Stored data
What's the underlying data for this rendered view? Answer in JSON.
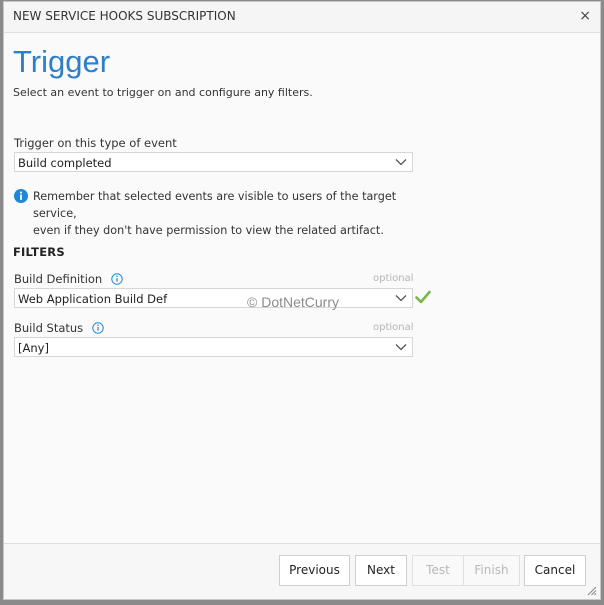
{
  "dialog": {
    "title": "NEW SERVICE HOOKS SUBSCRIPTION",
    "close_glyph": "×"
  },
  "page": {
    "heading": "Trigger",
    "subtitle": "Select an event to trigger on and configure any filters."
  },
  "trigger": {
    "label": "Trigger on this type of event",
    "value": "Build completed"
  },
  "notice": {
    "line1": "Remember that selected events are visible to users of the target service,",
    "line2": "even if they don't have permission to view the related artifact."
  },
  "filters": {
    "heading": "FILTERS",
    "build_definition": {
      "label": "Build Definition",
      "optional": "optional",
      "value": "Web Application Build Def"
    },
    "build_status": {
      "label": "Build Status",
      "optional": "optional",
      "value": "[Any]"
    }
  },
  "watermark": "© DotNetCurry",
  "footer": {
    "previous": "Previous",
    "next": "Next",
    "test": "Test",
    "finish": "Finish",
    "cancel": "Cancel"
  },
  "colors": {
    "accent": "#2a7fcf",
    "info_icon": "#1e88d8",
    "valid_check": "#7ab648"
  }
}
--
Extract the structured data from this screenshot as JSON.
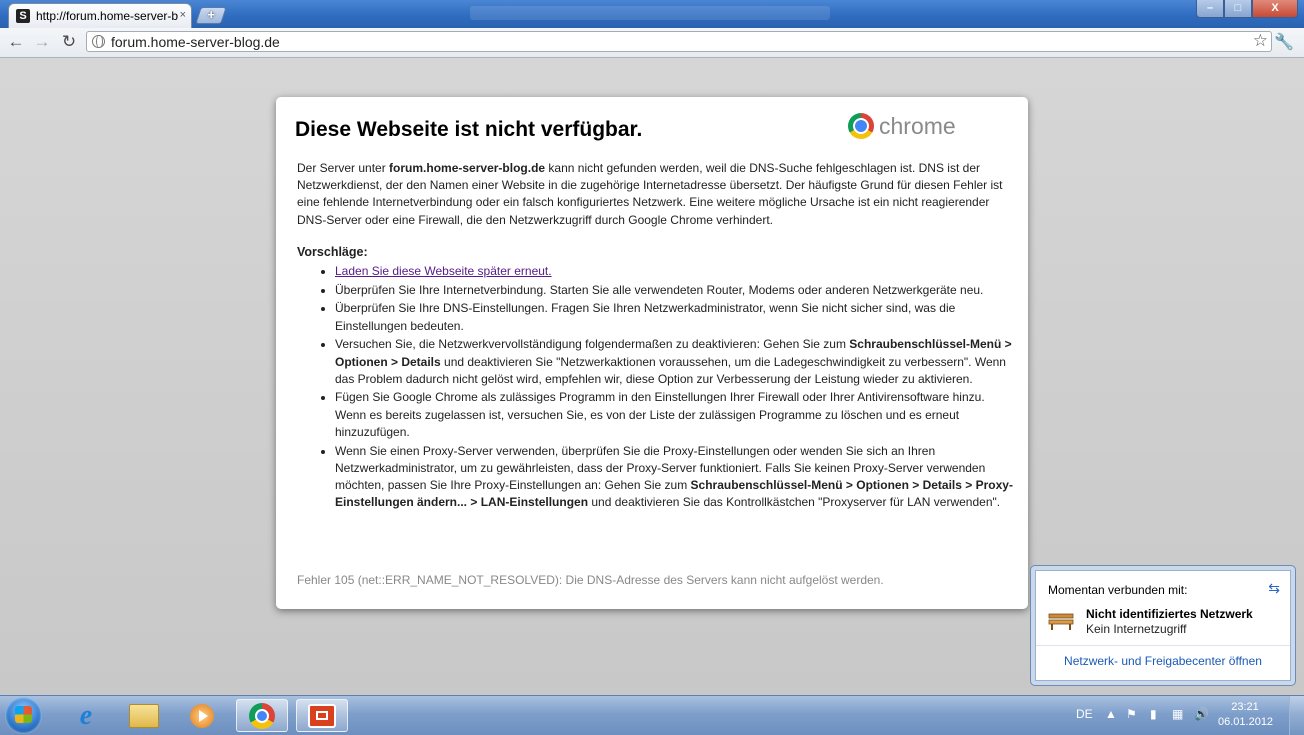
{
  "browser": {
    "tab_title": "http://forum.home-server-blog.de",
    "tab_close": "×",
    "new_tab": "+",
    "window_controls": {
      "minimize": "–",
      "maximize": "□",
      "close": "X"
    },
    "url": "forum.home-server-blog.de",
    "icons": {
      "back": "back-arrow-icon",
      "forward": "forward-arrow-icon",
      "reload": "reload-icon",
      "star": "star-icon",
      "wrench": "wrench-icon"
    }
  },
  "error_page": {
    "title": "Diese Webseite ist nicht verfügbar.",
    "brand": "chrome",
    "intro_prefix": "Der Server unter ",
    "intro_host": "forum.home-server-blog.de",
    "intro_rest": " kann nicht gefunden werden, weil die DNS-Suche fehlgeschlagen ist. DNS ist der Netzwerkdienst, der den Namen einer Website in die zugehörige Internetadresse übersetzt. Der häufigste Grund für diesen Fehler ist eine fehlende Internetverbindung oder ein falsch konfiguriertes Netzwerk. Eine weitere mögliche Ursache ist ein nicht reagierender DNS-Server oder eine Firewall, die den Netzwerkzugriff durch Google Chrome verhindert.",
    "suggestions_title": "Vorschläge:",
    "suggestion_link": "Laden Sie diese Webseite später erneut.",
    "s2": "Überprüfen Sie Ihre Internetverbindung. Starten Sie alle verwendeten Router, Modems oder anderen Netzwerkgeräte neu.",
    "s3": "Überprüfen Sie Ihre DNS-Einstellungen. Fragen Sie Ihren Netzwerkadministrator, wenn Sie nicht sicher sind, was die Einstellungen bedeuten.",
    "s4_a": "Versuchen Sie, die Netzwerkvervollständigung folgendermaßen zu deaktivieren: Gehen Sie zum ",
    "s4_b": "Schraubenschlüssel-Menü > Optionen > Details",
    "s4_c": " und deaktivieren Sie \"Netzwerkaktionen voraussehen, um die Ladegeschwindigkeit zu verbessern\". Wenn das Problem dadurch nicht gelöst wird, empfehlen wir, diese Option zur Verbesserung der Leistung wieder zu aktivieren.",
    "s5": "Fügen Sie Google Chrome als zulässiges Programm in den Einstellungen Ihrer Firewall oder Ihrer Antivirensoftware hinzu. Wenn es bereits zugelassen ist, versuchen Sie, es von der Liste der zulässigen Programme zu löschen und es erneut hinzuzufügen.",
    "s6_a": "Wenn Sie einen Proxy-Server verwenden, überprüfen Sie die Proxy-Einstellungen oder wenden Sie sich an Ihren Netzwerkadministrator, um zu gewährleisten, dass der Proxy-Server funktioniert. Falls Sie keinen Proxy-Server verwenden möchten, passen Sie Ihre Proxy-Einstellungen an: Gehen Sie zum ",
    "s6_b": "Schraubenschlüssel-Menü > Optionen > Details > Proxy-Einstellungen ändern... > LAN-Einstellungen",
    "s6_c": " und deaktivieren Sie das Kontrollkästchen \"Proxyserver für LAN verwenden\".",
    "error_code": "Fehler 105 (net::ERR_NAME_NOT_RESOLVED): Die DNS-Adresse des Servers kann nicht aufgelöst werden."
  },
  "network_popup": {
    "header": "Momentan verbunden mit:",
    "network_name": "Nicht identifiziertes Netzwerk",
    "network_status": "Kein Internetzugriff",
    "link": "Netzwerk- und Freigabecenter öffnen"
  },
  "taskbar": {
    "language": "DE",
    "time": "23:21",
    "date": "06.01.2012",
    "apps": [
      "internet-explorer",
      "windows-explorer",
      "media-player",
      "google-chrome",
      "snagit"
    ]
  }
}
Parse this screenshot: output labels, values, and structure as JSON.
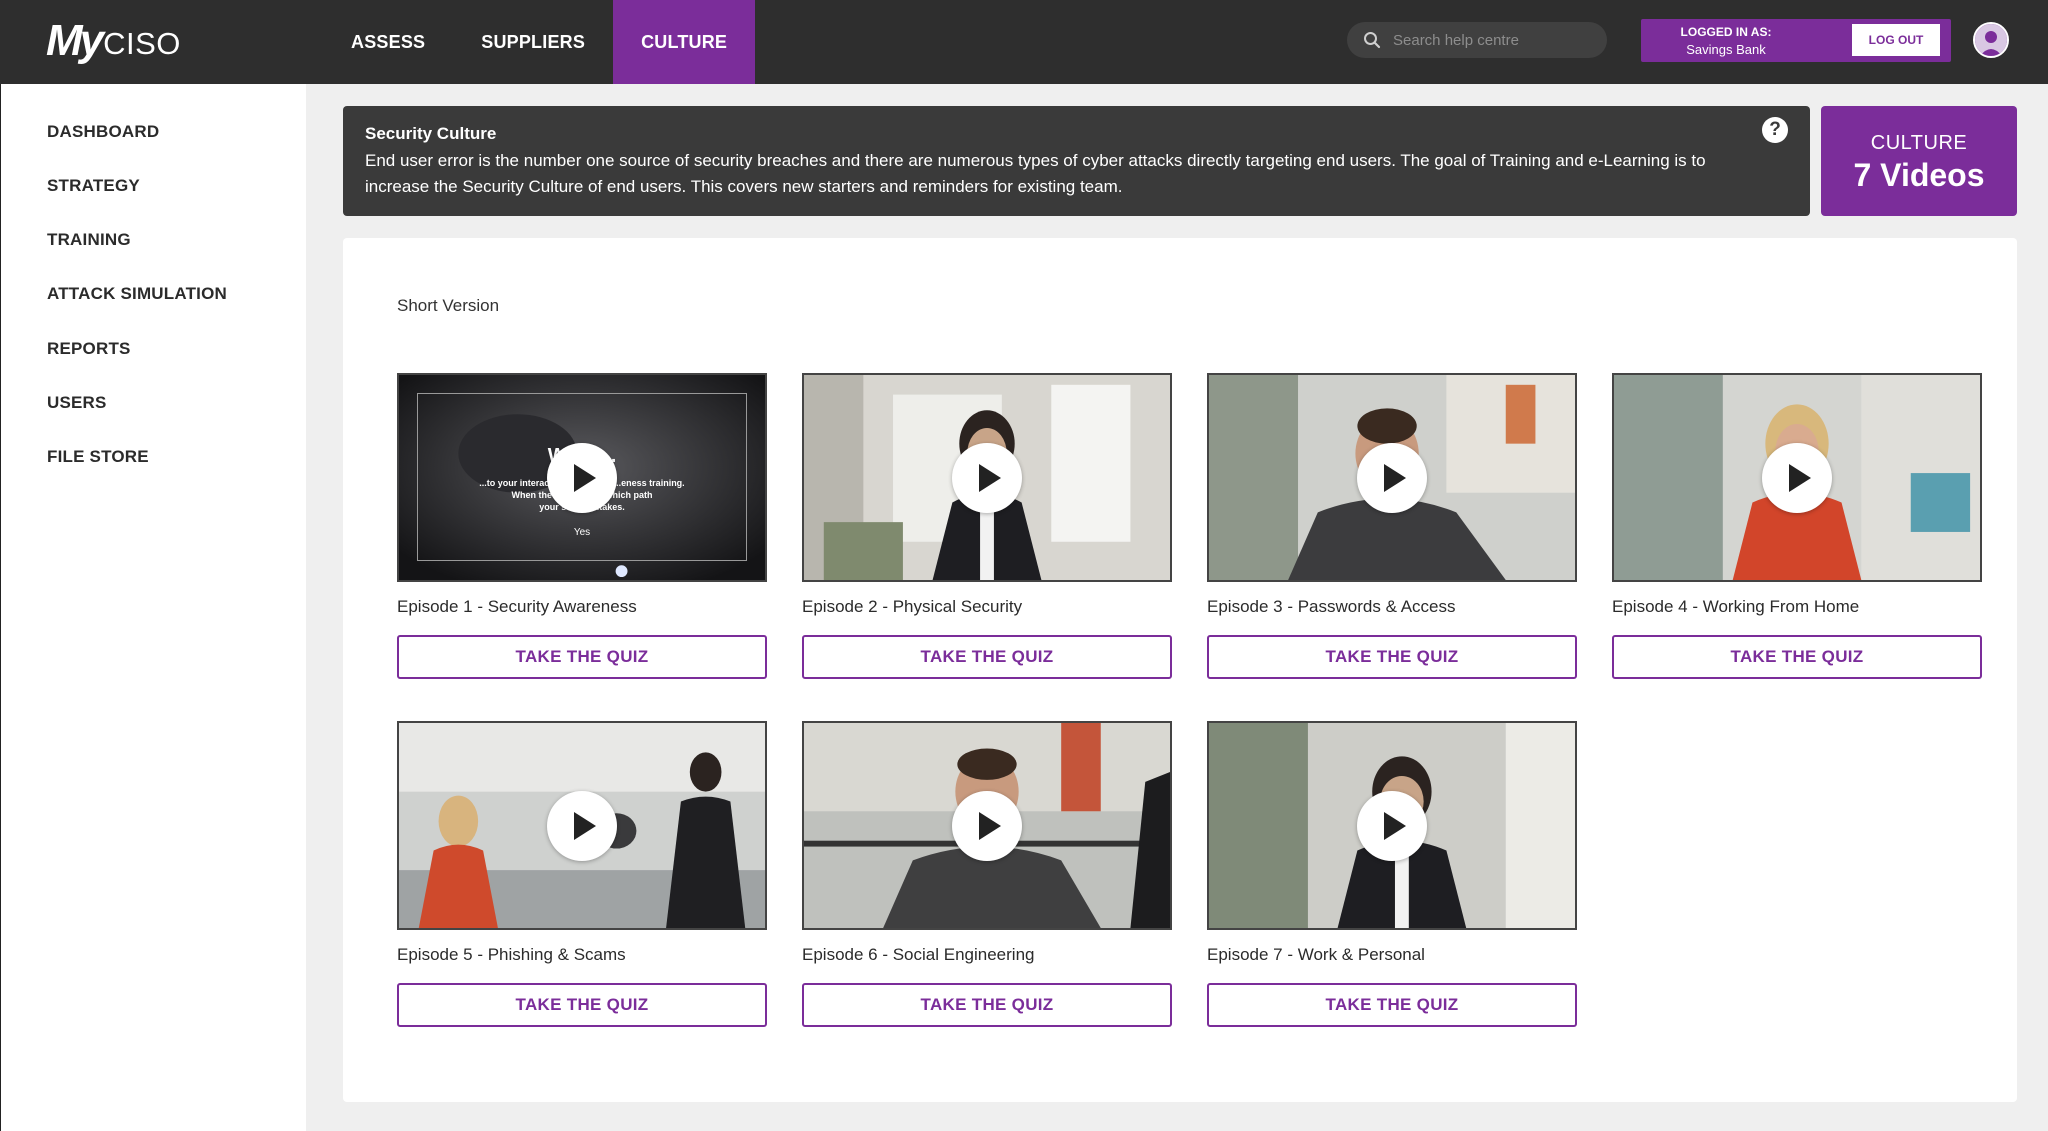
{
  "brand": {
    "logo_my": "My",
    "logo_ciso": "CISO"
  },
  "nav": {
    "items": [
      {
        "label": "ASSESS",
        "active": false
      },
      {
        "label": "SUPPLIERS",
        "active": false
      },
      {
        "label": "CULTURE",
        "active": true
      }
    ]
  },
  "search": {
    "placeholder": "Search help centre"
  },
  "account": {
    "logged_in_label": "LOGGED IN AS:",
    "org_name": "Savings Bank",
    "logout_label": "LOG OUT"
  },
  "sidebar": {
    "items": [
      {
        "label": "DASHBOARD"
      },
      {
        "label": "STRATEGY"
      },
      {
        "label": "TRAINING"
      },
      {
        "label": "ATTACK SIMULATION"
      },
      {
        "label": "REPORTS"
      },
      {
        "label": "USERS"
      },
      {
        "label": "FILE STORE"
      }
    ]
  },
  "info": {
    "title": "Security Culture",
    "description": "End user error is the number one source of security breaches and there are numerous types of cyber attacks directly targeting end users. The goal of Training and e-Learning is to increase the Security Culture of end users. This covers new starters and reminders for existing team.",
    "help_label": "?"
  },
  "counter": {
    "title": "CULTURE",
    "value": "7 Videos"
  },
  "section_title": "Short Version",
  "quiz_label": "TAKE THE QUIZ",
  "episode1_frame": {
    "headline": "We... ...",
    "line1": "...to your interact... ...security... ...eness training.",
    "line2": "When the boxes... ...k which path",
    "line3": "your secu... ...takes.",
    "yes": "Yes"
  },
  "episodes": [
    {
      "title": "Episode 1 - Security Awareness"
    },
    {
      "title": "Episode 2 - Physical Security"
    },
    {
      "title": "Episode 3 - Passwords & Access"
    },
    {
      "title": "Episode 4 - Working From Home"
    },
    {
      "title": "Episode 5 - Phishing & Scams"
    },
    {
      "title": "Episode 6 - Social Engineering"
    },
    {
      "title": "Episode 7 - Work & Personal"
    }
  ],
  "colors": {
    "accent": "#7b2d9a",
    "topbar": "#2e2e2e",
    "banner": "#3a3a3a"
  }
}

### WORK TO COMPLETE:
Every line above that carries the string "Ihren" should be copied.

### RESULT OF THE TASK:
    "s3": "Überprüfen Sie Ihre DNS-Einstellungen. Fragen Sie Ihren Netzwerkadministrator, wenn Sie nicht sicher sind, was die Einstellungen bedeuten.",
    "s6_a": "Wenn Sie einen Proxy-Server verwenden, überprüfen Sie die Proxy-Einstellungen oder wenden Sie sich an Ihren Netzwerkadministrator, um zu gewährleisten, dass der Proxy-Server funktioniert. Falls Sie keinen Proxy-Server verwenden möchten, passen Sie Ihre Proxy-Einstellungen an: Gehen Sie zum ",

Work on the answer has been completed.